Amnesty International has accused Hungary of breaking multiple international and European human rights laws in its handling of the refugee crisis. As Henry Ridgwell reports, thousands of migrants and refugees continue to travel through the Balkans to Hungary every day.

Video Iraqi-Kurdish Teachers Vow to Continue Protest

Sixteen people were injured when police used tear gas and rubber bullets to disperse teachers and other public employees who took to the streets in Iraq’s Kurdish north, demanding their salaries from the Kurdish Regional Government (KRG). VOA’s Dilshad Anwar, in Sulaimaniya, caught up with protesting teachers who say they have not been paid for three months. Parke Brewer narrates his report.

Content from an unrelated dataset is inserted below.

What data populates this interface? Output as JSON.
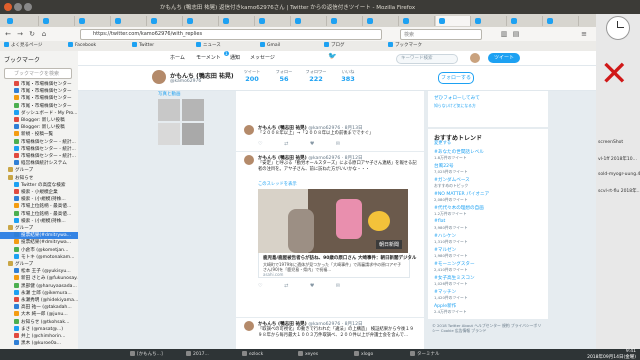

Video Syrian Village Community Faces Double Displacement in Lebanon

Driven by war from their village in southwestern Syria, a group of families found shelter in Lebanon, resettling en masse in a half-built university to form one of the biggest settlements of its kind in Lebanon. Three years later, however, they now face being kicked out and dispersed in a country where finding shelter as a refugee can be especially tough. John Owens has more for VOA from the city of Saida, also known as Sidon.

Video Bat Colony: Unusual Tourist Attraction in Texas

The action hero Batman might be everyone’s favorite but real bats hardly get that kind of adoration. Put more than a million of these creatures of the night together and it only evokes images of horror. Sarah Zaman visited the largest urban bat colony in North America to see just how well bat and human get along with each other.

Video Device Shows Promise of Stopping Motion Sickness

It’s a sickening feeling — the dizziness, nausea and vomiting that comes with motion sickness. But a device now being developed could stop motion sickness by suppressing certain signals in the brain. VOA’s Deborah Block reports.

Video Making a Mint

While apples, corn, and cranberries top the list of fall produce in the US, it’s also the time to harvest gum, candy, and toothpaste—or at least the oil that makes them minty fresh. Erika Celeste reports from South Bend, Indiana on the mint harvest.

Video Activists Decry Lagos Slum Demolition

Acting on a court order, authorities in Nigeria demolished a slum last month in the commercial capital, Lagos. But human rights activists say the order was illegal, and the community was razed to make way for a government housing project. Chris Stein has more from Lagos.

Video TPP Agreed, But Faces Stiff Opposition

President Barack Obama promoted the Trans-Pacific Partnership on Tuesday, one day after 12 Pacific Rim nations reached the free trade deal in Atlanta. The controversial pact that would involve about 40 percent of global trade still needs approval by lawmakers in respective countries. Zlatica Hoke reports Obama is facing strong opposition to the deal, including from members of his own party.

Video Ukranian Artist Portrays Putin in an Unusual Way

As Russian President Vladimir Putin was addressing the United Nations in New York last month, he was also being featured in an art exhibition in Washington. It’s not a flattering exhibit. It’s done by a Ukrainian artist in a unique medium. And its creator says it’s not only a work of art - it’s a political statement. VOA’s Tetiana Kharchenko has more.

VOA Blogs